General Crittenden has defeated the rebels on the left, & we shall beat them in this affair, no doubt of that. They are contesting the ground most stubbornly, but we must win. Our reinforcements are coming up, and tomorrow or the next day will probably decide the campaign in the West. We have another fiery ordeal to pass through. How many of us will escape God only knows, but we will all do our duty come what may.

I have now 4 Regts & a Battery to manage. The responsibility is not a light one I assure you, & I wish they were in more experienced hands. Fortunately, they are so well drilled they can almost be trusted to fight alone.

Give my best love to Mary, Rebecca, Buel, Lucius & the children. Hoping we may all meet again safe & well.

Yours ever

Luther P. Bradley Papers, United States Army Military History Institute, Carlisle, Pennsylvania.

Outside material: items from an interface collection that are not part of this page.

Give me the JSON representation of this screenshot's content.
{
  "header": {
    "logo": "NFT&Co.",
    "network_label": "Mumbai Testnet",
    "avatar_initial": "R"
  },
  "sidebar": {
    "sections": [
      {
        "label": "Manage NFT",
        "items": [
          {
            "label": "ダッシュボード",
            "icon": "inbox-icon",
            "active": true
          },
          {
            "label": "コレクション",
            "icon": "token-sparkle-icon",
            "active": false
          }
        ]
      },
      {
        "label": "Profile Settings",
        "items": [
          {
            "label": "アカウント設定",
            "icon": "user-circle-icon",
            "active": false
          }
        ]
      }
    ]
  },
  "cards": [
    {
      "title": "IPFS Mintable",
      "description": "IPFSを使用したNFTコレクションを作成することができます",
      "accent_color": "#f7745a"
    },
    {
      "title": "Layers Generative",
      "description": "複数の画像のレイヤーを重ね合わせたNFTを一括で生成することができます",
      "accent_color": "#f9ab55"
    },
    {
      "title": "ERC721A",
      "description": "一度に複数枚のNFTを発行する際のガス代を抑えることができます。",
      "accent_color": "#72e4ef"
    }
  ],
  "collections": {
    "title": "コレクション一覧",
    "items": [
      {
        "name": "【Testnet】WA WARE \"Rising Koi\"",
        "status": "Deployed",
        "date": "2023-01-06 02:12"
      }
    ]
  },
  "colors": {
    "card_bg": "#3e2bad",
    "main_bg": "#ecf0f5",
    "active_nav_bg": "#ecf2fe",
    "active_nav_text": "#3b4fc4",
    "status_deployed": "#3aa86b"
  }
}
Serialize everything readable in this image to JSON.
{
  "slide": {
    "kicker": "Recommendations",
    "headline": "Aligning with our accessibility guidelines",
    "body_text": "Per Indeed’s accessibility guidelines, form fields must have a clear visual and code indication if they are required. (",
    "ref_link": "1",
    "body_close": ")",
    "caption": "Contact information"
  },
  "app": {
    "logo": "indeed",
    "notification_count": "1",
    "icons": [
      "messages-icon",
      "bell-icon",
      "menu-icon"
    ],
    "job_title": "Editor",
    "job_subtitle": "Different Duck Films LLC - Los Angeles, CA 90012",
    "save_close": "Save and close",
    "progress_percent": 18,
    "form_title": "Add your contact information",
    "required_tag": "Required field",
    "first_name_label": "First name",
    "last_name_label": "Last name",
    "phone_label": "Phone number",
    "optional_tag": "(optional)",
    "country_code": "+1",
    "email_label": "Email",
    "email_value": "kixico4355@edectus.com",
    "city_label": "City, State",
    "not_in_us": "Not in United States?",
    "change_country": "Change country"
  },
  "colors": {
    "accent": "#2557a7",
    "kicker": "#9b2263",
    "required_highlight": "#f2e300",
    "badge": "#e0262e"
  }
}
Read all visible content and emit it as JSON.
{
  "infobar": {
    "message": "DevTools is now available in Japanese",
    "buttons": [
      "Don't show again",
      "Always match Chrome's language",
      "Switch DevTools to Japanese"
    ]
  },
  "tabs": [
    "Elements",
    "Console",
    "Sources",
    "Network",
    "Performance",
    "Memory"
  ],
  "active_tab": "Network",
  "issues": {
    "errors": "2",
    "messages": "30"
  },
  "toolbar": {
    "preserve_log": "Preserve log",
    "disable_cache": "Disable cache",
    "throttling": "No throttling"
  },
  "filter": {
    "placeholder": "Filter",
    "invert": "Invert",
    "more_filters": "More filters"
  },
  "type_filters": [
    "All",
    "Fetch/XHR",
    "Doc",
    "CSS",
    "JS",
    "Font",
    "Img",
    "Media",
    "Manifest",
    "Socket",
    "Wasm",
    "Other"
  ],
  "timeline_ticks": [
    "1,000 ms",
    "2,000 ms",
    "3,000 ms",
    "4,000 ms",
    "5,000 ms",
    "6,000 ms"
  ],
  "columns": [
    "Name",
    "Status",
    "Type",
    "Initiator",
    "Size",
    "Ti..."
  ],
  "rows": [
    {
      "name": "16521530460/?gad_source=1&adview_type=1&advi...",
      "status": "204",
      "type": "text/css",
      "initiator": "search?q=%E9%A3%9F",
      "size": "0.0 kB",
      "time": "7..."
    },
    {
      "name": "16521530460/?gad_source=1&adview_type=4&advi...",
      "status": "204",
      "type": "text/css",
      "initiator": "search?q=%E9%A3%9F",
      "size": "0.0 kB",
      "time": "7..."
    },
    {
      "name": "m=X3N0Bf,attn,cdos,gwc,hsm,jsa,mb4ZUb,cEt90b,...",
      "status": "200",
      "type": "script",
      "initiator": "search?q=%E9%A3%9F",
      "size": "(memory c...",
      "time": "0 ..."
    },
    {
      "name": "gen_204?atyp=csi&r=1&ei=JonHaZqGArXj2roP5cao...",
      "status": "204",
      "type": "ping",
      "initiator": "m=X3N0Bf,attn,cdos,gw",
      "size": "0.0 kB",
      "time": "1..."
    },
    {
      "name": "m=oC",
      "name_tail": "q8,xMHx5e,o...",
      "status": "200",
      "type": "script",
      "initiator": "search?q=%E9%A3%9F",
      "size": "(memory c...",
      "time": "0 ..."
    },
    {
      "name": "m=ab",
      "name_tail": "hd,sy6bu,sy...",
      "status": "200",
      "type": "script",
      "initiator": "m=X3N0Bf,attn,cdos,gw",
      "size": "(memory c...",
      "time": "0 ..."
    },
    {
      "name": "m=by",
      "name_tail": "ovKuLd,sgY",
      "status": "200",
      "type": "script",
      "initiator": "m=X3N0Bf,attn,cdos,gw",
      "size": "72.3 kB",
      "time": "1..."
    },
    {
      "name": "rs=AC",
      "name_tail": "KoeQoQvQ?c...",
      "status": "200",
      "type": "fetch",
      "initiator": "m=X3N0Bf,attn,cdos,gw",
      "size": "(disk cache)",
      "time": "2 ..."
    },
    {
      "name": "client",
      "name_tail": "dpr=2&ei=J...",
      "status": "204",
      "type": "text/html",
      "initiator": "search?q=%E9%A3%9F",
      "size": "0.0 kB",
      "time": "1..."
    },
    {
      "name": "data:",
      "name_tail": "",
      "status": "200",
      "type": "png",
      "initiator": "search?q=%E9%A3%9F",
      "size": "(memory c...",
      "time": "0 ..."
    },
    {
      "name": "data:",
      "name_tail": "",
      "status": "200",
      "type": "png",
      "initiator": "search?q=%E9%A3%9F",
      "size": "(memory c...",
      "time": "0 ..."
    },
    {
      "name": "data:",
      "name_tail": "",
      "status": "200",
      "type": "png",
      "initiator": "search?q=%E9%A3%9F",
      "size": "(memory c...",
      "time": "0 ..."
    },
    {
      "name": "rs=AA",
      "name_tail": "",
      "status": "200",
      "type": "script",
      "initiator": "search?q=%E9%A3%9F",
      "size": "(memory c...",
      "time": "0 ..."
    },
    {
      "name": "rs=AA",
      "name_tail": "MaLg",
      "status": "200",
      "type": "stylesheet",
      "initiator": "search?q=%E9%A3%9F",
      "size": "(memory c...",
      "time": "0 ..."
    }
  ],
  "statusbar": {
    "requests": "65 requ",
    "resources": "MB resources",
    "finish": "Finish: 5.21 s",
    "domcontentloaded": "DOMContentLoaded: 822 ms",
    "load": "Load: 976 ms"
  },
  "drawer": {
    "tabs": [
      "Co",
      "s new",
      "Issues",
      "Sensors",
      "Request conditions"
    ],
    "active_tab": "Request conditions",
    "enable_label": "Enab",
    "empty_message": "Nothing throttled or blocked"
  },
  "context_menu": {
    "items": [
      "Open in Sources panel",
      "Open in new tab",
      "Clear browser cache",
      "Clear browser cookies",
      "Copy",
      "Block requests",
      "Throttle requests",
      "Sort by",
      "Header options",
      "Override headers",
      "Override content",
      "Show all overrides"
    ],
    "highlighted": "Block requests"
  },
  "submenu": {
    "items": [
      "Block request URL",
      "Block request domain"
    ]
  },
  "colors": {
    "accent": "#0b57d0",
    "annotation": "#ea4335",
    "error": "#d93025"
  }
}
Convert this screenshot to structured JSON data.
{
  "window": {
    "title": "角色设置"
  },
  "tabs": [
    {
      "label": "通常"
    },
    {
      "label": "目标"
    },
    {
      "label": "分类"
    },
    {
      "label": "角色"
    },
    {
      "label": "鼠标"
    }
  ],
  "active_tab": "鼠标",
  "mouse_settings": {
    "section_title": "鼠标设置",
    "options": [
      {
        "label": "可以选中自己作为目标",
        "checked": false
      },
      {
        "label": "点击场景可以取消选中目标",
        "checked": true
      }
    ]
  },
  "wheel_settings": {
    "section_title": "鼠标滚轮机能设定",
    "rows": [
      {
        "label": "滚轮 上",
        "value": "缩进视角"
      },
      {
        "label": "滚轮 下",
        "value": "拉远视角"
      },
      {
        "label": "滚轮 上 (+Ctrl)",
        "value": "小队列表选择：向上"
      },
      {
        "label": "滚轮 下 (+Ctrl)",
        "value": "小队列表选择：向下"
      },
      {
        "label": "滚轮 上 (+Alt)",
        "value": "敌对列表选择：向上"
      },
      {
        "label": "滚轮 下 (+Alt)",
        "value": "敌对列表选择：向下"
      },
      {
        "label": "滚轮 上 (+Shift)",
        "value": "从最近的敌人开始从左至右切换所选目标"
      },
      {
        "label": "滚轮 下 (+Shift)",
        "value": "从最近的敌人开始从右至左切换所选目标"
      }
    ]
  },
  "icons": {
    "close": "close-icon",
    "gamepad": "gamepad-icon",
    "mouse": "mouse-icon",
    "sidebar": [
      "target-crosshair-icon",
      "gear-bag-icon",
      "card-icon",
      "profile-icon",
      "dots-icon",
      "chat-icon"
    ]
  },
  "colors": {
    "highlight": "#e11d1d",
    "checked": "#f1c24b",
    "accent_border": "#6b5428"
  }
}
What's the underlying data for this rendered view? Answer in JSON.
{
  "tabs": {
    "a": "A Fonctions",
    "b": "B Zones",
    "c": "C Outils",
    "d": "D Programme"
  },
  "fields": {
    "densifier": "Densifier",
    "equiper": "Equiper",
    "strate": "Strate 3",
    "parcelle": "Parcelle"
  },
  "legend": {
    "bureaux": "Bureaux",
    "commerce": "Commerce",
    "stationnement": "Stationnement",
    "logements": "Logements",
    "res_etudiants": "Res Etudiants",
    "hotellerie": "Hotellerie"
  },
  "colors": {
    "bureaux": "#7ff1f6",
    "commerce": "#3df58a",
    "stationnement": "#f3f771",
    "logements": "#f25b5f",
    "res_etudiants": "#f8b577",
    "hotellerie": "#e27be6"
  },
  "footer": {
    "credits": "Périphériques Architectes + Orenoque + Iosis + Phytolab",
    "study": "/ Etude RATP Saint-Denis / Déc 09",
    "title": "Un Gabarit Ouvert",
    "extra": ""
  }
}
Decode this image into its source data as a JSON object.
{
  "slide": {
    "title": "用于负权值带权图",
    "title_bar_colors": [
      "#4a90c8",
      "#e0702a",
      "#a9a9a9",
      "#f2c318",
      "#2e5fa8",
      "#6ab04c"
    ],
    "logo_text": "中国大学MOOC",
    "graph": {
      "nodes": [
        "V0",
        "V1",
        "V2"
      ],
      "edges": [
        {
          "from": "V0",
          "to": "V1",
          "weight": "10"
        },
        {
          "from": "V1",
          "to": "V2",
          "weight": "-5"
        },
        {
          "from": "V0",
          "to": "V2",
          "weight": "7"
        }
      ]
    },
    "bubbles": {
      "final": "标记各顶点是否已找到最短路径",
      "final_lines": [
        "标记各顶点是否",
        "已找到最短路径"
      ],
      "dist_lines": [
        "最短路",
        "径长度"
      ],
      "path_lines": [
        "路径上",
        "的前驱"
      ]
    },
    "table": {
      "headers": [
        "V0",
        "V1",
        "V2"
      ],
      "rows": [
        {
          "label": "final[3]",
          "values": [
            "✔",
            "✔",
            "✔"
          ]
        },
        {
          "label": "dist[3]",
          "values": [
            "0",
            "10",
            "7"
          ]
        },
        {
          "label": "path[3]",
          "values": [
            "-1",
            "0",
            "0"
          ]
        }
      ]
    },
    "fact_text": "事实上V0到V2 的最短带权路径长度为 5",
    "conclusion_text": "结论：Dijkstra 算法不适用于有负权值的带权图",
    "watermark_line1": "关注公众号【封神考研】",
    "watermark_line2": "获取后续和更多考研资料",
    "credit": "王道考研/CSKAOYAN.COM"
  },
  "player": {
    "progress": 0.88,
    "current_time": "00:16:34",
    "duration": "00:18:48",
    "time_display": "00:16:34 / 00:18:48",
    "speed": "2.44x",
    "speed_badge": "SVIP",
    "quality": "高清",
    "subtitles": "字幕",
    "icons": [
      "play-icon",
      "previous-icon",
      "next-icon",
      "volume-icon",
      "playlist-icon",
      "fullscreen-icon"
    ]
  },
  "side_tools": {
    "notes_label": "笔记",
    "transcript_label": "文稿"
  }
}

1Rather, as events later revealed, the troops on the right, due to sleepy generalship, were driven from the field by an early morning surprise attack.
2As it turned out, Davis kept the arm, but it was well over half a year before he returned to the regiment.